> Required work
All of the entries need to be set down exactly as they read.

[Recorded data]
-----

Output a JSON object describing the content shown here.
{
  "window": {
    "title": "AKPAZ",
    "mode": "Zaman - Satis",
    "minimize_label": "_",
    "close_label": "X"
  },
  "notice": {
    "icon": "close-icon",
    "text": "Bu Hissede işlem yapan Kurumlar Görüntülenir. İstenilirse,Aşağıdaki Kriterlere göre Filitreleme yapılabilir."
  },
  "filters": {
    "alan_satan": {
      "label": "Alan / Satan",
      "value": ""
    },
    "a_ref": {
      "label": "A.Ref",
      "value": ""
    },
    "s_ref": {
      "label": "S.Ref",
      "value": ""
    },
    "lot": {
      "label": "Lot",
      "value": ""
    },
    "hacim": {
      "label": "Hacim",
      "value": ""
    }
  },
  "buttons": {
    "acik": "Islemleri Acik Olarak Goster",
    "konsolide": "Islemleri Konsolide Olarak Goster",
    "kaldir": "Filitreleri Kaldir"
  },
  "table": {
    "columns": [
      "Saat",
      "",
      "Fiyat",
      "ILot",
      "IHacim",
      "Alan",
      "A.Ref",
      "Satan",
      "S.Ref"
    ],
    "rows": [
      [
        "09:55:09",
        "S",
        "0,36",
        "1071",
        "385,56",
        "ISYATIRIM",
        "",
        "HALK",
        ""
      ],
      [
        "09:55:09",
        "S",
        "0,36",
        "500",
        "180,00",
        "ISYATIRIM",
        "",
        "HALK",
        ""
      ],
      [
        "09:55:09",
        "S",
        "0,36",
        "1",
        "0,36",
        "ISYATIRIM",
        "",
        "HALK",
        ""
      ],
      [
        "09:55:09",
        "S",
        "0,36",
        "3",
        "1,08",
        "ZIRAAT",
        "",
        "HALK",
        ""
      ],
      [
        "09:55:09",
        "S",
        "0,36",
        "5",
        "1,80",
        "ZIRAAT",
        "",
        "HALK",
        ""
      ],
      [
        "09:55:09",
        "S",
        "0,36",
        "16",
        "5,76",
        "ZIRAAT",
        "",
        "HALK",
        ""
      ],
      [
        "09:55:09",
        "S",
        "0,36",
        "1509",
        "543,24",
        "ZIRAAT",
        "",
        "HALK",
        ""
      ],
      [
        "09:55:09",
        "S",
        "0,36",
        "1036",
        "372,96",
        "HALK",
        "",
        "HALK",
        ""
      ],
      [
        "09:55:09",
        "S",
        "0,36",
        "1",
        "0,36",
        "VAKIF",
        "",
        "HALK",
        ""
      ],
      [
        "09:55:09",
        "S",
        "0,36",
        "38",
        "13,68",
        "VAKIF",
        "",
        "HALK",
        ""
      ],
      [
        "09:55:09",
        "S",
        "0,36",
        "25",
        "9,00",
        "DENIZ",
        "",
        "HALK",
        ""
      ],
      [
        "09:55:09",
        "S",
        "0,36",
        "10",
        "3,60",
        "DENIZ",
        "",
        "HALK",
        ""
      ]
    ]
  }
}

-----

> Completed task
Output a JSON object describing the content shown here.
{
  "window": {
    "title": "AKPAZ",
    "mode": "Zaman - Satis",
    "minimize_label": "_",
    "close_label": "X"
  },
  "notice": {
    "icon": "close-icon",
    "text": "Bu Hissede işlem yapan Kurumlar Görüntülenir. İstenilirse,Aşağıdaki Kriterlere göre Filitreleme yapılabilir."
  },
  "filters": {
    "alan_satan": {
      "label": "Alan / Satan",
      "value": ""
    },
    "a_ref": {
      "label": "A.Ref",
      "value": ""
    },
    "s_ref": {
      "label": "S.Ref",
      "value": ""
    },
    "lot": {
      "label": "Lot",
      "value": ""
    },
    "hacim": {
      "label": "Hacim",
      "value": ""
    }
  },
  "buttons": {
    "acik": "Islemleri Acik Olarak Goster",
    "konsolide": "Islemleri Konsolide Olarak Goster",
    "kaldir": "Filitreleri Kaldir"
  },
  "table": {
    "columns": [
      "Saat",
      "",
      "Fiyat",
      "ILot",
      "IHacim",
      "Alan",
      "A.Ref",
      "Satan",
      "S.Ref"
    ],
    "rows": [
      [
        "09:55:09",
        "S",
        "0,36",
        "1071",
        "385,56",
        "ISYATIRIM",
        "",
        "HALK",
        ""
      ],
      [
        "09:55:09",
        "S",
        "0,36",
        "500",
        "180,00",
        "ISYATIRIM",
        "",
        "HALK",
        ""
      ],
      [
        "09:55:09",
        "S",
        "0,36",
        "1",
        "0,36",
        "ISYATIRIM",
        "",
        "HALK",
        ""
      ],
      [
        "09:55:09",
        "S",
        "0,36",
        "3",
        "1,08",
        "ZIRAAT",
        "",
        "HALK",
        ""
      ],
      [
        "09:55:09",
        "S",
        "0,36",
        "5",
        "1,80",
        "ZIRAAT",
        "",
        "HALK",
        ""
      ],
      [
        "09:55:09",
        "S",
        "0,36",
        "16",
        "5,76",
        "ZIRAAT",
        "",
        "HALK",
        ""
      ],
      [
        "09:55:09",
        "S",
        "0,36",
        "1509",
        "543,24",
        "ZIRAAT",
        "",
        "HALK",
        ""
      ],
      [
        "09:55:09",
        "S",
        "0,36",
        "1036",
        "372,96",
        "HALK",
        "",
        "HALK",
        ""
      ],
      [
        "09:55:09",
        "S",
        "0,36",
        "1",
        "0,36",
        "VAKIF",
        "",
        "HALK",
        ""
      ],
      [
        "09:55:09",
        "S",
        "0,36",
        "38",
        "13,68",
        "VAKIF",
        "",
        "HALK",
        ""
      ],
      [
        "09:55:09",
        "S",
        "0,36",
        "25",
        "9,00",
        "DENIZ",
        "",
        "HALK",
        ""
      ],
      [
        "09:55:09",
        "S",
        "0,36",
        "10",
        "3,60",
        "DENIZ",
        "",
        "HALK",
        ""
      ]
    ]
  }
}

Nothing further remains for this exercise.